An element of Fn is written

where each xi is an element of F. The operations on Fn are defined by

The zero vector is given by

and the additive inverse of the vector x is given by

Matrix notation

In standard matrix notation, each element of Fn is typically written as a column vector

and sometimes as a row vector:

The coordinate space Fn may then be interpreted as the space of all n×1 column vectors, or all 1×n row vectors with the ordinary matrix operations of addition and scalar multiplication.
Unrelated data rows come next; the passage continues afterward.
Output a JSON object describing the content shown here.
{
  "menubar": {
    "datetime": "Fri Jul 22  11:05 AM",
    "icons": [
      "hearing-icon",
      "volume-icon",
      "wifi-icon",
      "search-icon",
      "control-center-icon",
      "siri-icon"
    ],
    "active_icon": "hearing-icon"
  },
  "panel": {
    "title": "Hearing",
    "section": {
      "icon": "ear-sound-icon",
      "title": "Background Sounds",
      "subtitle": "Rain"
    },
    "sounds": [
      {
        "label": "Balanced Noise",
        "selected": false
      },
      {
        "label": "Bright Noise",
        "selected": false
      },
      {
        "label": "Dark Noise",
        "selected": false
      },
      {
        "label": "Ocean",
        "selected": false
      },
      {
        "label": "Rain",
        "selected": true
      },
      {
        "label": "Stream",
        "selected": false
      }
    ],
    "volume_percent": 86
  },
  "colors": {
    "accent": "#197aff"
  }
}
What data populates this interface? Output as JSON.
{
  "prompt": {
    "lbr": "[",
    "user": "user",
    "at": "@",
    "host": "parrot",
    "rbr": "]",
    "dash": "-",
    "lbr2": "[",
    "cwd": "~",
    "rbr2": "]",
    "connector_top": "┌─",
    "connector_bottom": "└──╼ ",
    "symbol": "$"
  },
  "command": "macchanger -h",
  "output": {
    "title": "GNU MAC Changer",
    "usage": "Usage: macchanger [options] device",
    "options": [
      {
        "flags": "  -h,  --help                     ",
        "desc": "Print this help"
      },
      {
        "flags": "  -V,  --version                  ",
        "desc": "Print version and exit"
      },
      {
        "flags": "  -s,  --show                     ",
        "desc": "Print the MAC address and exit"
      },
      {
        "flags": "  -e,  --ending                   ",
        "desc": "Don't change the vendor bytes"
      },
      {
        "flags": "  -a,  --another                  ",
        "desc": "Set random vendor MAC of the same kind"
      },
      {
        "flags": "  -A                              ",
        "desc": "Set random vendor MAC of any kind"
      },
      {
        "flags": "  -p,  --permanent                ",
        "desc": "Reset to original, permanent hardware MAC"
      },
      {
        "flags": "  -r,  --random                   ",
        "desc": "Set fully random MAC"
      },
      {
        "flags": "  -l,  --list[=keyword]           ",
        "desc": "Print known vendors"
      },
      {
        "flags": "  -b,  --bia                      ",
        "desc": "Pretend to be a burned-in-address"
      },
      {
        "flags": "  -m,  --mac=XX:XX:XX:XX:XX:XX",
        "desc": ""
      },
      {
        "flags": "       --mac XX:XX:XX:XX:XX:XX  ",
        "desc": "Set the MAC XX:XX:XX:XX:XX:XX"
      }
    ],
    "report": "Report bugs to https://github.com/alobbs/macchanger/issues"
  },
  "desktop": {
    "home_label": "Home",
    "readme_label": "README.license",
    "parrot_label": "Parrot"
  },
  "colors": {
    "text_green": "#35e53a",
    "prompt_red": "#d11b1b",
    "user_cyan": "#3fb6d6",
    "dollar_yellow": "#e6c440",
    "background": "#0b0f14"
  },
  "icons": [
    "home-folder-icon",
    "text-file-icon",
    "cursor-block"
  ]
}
Linear transformations from Fn to Fm may then be written as m×n matrices which act on the elements of Fn via left multiplication (when the elements of Fn are column vectors) or right multiplication (when they are row vectors).

Standard basis

The coordinate space Fn comes with a standard basis:

where 1 denotes the multiplicative identity in F. To see that this is a basis, note that an arbitrary vector in Fn can be written uniquely in the form


It is a standard fact of linear algebra that every n-dimensional vector space V over F is isomorphic to Fn. It is a crucial point, however, that this isomorphism is not canonical. If it were, mathematicians would work only with Fn rather than with abstract vector spaces.

A choice of isomorphism is equivalent to a choice of ordered basis for V. To see this, let

A : FnV

be a linear isomorphism. Define an ordered basis {ai} for V by

ai = A(ei) for 1 ≤ in.

Conversely, given any ordered basis {ai} for V define a linear map A : FnV by

It is not hard to check that A is an isomorphism. Thus ordered bases for V are in 1-1 correspondence with linear isomorphisms FnV.

The reason for working with abstract vector spaces instead of Fn is that it is often preferable to work in a coordinate-free manner, i.e. without choosing a preferred basis. Indeed, many vector spaces that naturally show up in mathematics do not come with a preferred choice of basis.

It is possible and sometimes desirable to view a coordinate space dually as the set of F-valued functions on a finite set; that is, each "point" of Fn is viewed as a function whose domain is the finite set {1,2....n} and codomain F. The function sends an element i of {1,2....n} to the value of the i'th coordinate of the "point", so Fn is, dually, a set of functions.

See also